Work item »
Which lines of the records below contain the word "name"? Report each of them in full.

Excerpts from an interface dataset:
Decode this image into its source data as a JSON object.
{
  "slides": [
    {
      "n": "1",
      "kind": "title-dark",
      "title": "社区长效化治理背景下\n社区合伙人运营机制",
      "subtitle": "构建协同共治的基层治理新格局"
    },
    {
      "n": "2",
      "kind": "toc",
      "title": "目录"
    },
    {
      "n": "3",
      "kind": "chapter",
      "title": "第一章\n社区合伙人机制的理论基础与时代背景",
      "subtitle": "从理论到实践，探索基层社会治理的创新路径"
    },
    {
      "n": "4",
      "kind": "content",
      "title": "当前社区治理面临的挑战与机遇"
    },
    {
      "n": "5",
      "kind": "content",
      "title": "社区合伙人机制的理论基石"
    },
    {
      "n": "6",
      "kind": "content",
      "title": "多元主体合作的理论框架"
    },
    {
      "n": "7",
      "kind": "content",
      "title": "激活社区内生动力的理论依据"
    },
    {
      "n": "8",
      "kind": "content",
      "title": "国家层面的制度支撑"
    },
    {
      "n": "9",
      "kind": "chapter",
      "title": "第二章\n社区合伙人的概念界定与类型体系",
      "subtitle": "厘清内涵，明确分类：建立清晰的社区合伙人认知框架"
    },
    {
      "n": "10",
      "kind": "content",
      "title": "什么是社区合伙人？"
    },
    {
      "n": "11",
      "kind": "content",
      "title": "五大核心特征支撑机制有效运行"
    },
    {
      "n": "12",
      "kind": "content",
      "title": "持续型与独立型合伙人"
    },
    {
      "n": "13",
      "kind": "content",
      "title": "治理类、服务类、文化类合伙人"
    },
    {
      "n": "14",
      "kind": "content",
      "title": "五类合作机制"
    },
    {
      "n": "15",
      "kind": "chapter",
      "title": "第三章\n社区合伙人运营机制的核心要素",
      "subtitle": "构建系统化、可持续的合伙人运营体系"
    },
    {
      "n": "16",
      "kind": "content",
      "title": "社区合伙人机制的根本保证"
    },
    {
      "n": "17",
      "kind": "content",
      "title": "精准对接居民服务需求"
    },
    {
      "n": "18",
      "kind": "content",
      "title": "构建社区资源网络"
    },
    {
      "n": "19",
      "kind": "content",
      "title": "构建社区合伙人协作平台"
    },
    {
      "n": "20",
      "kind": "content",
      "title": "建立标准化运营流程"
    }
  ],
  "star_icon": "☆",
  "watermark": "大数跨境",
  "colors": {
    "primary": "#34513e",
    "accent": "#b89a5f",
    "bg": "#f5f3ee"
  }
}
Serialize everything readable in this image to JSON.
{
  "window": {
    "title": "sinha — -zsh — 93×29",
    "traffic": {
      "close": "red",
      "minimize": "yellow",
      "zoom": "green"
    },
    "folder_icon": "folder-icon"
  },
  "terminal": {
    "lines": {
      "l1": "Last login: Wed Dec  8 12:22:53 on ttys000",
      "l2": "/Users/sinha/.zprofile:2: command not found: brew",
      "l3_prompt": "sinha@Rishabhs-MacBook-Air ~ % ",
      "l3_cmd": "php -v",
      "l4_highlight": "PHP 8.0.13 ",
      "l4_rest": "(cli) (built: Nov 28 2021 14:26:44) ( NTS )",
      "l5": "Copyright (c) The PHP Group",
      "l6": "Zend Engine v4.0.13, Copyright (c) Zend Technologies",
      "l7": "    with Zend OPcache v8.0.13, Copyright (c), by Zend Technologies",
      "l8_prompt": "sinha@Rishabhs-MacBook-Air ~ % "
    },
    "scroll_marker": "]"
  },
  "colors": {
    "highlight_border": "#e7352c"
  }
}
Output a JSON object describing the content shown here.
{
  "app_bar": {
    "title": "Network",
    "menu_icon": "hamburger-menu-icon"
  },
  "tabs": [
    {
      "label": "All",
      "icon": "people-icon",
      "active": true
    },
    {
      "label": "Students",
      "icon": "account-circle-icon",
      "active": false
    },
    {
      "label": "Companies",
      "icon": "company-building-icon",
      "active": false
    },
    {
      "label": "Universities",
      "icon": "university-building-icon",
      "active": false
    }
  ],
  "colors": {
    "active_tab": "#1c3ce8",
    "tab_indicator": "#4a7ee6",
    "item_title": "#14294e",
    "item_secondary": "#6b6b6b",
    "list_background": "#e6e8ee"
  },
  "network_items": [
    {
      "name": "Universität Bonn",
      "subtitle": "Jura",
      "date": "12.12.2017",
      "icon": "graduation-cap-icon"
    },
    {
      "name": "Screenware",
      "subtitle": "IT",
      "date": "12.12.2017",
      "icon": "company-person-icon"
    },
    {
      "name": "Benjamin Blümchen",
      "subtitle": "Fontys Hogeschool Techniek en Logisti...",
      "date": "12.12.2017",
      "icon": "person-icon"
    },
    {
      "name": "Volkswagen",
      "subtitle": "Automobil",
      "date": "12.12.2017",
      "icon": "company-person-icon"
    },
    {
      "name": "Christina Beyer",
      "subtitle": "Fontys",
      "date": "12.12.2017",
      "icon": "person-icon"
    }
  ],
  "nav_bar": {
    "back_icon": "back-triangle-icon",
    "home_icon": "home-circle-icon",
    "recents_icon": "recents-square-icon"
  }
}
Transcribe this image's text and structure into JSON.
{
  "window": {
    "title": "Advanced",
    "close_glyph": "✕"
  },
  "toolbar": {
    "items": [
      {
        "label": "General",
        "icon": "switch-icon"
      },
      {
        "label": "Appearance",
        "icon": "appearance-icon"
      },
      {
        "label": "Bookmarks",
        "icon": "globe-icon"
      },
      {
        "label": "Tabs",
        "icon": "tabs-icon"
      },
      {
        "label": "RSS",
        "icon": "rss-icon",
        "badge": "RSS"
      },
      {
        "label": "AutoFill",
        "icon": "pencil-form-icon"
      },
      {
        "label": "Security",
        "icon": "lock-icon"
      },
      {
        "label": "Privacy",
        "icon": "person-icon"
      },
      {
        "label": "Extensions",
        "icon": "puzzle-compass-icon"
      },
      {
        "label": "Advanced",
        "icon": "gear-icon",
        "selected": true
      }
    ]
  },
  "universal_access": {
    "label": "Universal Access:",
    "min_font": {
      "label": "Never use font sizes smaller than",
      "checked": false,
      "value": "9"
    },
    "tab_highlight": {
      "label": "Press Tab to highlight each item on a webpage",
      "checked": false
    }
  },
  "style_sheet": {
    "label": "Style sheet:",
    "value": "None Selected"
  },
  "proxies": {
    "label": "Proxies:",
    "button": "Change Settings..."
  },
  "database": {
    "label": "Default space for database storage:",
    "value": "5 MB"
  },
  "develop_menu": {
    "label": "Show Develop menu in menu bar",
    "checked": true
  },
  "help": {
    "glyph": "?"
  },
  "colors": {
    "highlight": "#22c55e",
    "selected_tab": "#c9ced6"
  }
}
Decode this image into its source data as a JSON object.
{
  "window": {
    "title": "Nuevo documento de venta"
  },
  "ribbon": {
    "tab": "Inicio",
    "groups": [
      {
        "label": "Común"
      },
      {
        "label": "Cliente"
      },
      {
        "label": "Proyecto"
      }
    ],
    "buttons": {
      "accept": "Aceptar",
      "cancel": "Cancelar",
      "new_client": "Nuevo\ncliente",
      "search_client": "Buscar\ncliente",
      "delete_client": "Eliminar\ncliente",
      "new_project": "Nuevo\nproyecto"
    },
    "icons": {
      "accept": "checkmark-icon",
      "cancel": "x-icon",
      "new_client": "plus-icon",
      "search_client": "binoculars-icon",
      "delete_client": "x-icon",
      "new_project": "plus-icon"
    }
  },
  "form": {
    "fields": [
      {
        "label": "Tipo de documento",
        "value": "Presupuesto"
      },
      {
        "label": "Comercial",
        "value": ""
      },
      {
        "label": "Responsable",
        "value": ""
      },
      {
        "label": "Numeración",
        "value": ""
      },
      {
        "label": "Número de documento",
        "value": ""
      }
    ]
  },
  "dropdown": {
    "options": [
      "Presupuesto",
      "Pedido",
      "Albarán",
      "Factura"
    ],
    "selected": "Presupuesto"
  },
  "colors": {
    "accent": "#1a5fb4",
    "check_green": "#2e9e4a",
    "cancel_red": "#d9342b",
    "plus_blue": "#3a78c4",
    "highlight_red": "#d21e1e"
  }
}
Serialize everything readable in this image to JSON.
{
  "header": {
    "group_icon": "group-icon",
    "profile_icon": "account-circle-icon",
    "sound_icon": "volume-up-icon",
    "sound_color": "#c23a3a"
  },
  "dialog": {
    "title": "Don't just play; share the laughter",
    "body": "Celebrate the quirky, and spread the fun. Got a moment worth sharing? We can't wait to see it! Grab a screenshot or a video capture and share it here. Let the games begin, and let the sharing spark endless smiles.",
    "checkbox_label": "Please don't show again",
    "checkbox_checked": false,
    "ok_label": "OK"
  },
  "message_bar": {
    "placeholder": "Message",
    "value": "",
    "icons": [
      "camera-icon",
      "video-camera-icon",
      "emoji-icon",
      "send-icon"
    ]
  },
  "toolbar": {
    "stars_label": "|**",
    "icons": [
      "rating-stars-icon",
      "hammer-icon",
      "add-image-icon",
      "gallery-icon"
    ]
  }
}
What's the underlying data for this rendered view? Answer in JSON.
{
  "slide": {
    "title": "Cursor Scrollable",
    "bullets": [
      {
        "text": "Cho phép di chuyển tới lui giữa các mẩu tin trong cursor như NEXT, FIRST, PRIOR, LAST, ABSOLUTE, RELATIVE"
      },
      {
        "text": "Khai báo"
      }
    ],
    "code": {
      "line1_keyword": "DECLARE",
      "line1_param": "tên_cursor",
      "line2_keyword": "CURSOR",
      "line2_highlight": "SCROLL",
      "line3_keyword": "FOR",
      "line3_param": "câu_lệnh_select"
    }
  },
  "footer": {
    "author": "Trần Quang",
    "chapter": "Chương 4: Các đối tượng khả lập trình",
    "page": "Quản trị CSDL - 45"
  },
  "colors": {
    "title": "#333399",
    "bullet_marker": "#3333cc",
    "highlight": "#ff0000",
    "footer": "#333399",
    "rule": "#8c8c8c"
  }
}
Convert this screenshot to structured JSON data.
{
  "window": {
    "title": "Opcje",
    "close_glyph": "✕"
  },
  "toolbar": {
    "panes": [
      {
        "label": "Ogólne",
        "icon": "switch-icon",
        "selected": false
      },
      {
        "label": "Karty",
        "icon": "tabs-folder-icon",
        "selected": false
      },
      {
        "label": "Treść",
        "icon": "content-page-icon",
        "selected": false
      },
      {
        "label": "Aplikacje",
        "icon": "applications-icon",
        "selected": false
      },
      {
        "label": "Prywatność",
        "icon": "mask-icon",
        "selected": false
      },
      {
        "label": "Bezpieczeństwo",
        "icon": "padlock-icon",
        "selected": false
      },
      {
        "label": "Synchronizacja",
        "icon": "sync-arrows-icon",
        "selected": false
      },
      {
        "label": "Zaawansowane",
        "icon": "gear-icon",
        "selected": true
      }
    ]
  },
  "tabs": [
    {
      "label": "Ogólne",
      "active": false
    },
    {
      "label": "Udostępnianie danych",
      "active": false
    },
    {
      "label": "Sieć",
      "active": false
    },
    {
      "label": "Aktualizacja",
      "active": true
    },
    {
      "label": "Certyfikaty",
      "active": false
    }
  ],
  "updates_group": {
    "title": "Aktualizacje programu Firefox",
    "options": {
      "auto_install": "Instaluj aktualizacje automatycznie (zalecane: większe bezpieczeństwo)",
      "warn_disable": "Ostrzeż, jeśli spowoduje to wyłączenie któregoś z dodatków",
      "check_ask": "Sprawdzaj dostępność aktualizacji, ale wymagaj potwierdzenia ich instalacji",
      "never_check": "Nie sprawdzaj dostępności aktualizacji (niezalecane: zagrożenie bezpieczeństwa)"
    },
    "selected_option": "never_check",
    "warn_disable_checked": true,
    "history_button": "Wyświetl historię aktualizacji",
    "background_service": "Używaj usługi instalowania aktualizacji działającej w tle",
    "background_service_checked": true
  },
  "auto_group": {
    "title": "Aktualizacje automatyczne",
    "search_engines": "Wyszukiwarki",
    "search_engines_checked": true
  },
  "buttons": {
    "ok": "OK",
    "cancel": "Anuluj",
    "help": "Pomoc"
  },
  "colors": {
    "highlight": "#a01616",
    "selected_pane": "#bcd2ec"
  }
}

Result of the exercise »
      "name": "Universität Bonn",
      "name": "Screenware",
      "name": "Benjamin Blümchen",
      "name": "Volkswagen",
      "name": "Christina Beyer",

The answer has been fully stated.